  /* wait for message */
  status = rtems_message_queue_receive(
             Queue_id,
             (void *) &msg,
             &received,
             RTEMS_DEFAULT_OPTIONS,
             RTEMS_NO_TIMEOUT
           );
  if ( status != RTEMS_SUCCESSFUL )
    error_handler();
  }else{
    switch (instanceVar->stateVar) {
      // generated state handling code}
  }
}

Latest News

6.11.2016 | Code Generator Features for High-Availability and Safety Systems

There is a new article in the “Designers Toolbox” explaining the special features for for High-Availability and Safety Systems offered from the C-backend.

16.10.2016 | Generate Python Code from State Diagrams

With version 3.7 is is now possible to generate Python code.

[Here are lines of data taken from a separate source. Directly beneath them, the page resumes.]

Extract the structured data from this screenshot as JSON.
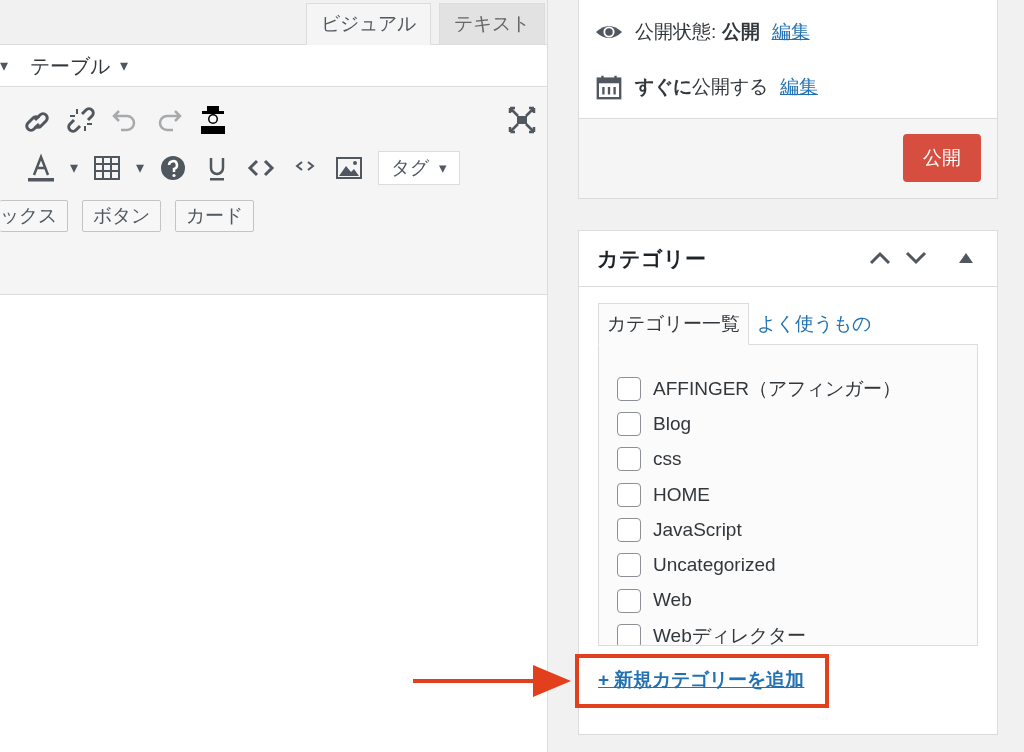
{
  "editor": {
    "tabs": [
      {
        "label": "ビジュアル",
        "selected": true
      },
      {
        "label": "テキスト",
        "selected": false
      }
    ],
    "menus": [
      {
        "caret": "▾"
      },
      {
        "label": "テーブル",
        "caret": "▾"
      }
    ],
    "toolbar_rows": [
      [
        {
          "kind": "link",
          "disabled": false
        },
        {
          "kind": "unlink",
          "disabled": false
        },
        {
          "kind": "undo",
          "disabled": true
        },
        {
          "kind": "redo",
          "disabled": true
        },
        {
          "kind": "person",
          "disabled": false
        },
        {
          "kind": "fullscreen",
          "disabled": false
        }
      ],
      [
        {
          "kind": "textcolor",
          "disabled": false,
          "caret": "▾"
        },
        {
          "kind": "table",
          "disabled": false,
          "caret": "▾"
        },
        {
          "kind": "help",
          "disabled": false
        },
        {
          "kind": "underline",
          "disabled": false
        },
        {
          "kind": "code",
          "disabled": false
        },
        {
          "kind": "codesmall",
          "disabled": false
        },
        {
          "kind": "image",
          "disabled": false
        },
        {
          "kind": "dropdown",
          "label": "タグ",
          "caret": "▾"
        }
      ],
      [
        {
          "kind": "button",
          "label": "ックス"
        },
        {
          "kind": "button",
          "label": "ボタン"
        },
        {
          "kind": "button",
          "label": "カード"
        }
      ]
    ]
  },
  "publish": {
    "rows": [
      {
        "kind": "visibility",
        "text": "公開状態: **公開**",
        "link": "編集"
      },
      {
        "kind": "schedule",
        "text": "**すぐに**公開する",
        "link": "編集"
      }
    ],
    "button": "公開"
  },
  "categories": {
    "title": "カテゴリー",
    "tabs": [
      {
        "label": "カテゴリー一覧",
        "selected": true
      },
      {
        "label": "よく使うもの",
        "selected": false
      }
    ],
    "items": [
      {
        "label": "AFFINGER（アフィンガー）",
        "checked": false
      },
      {
        "label": "Blog",
        "checked": false
      },
      {
        "label": "css",
        "checked": false
      },
      {
        "label": "HOME",
        "checked": false
      },
      {
        "label": "JavaScript",
        "checked": false
      },
      {
        "label": "Uncategorized",
        "checked": false
      },
      {
        "label": "Web",
        "checked": false
      },
      {
        "label": "Webディレクター",
        "checked": false
      }
    ],
    "add_link": "+ 新規カテゴリーを追加"
  }
}
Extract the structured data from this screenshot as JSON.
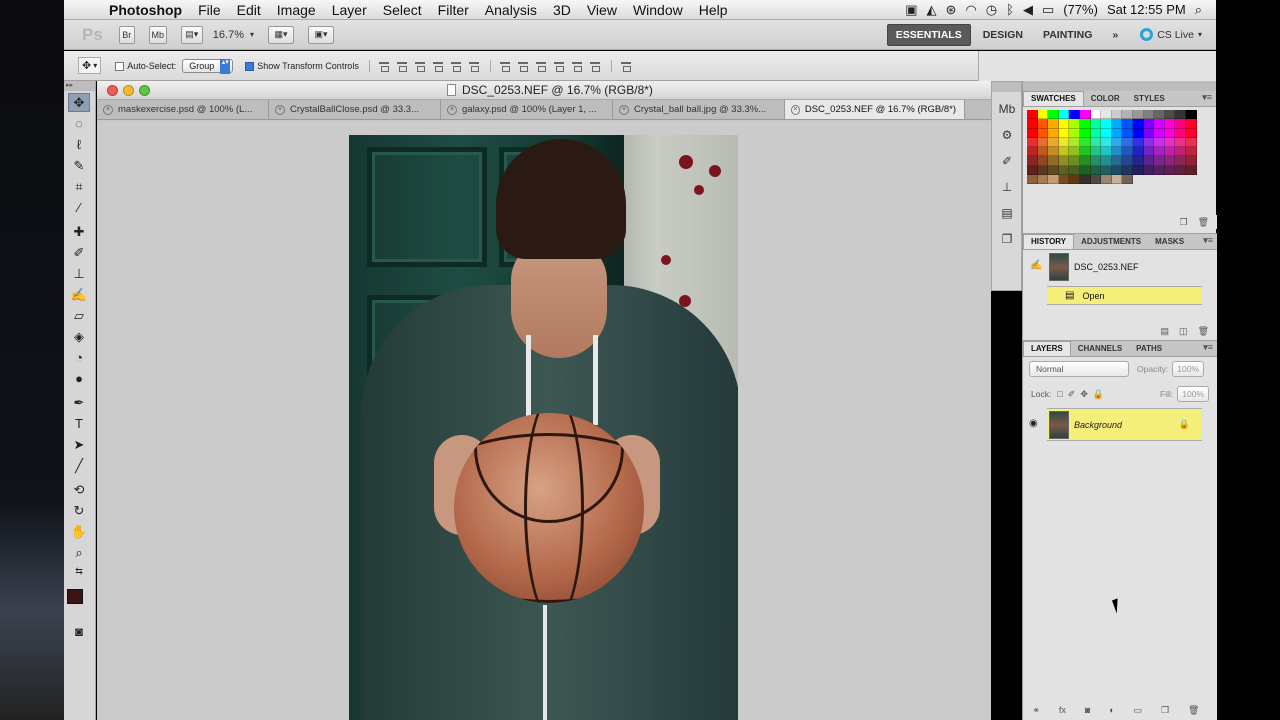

The state machine code is generated as a Python class. All relevant state machine features are available. Look into the manual for details. The fully working microwave oven code is available in the examples folder. It contains a TKinter GUI wich makes simulation and testing of the generated state machine even simpler.

24.6.2016 | Windows Executable

To make the entry barrier lower for users new to Java there is a windows exe file now. You can directly start with the code generator without setting any class path etc. There are two examples in the examples folder (ending with win32) for your reference. This feature is still experimental. The exe file is available with the latest download. Any feedback is welcome!

start.txt · Last modified: 2017/03/20 19:35 by pmueller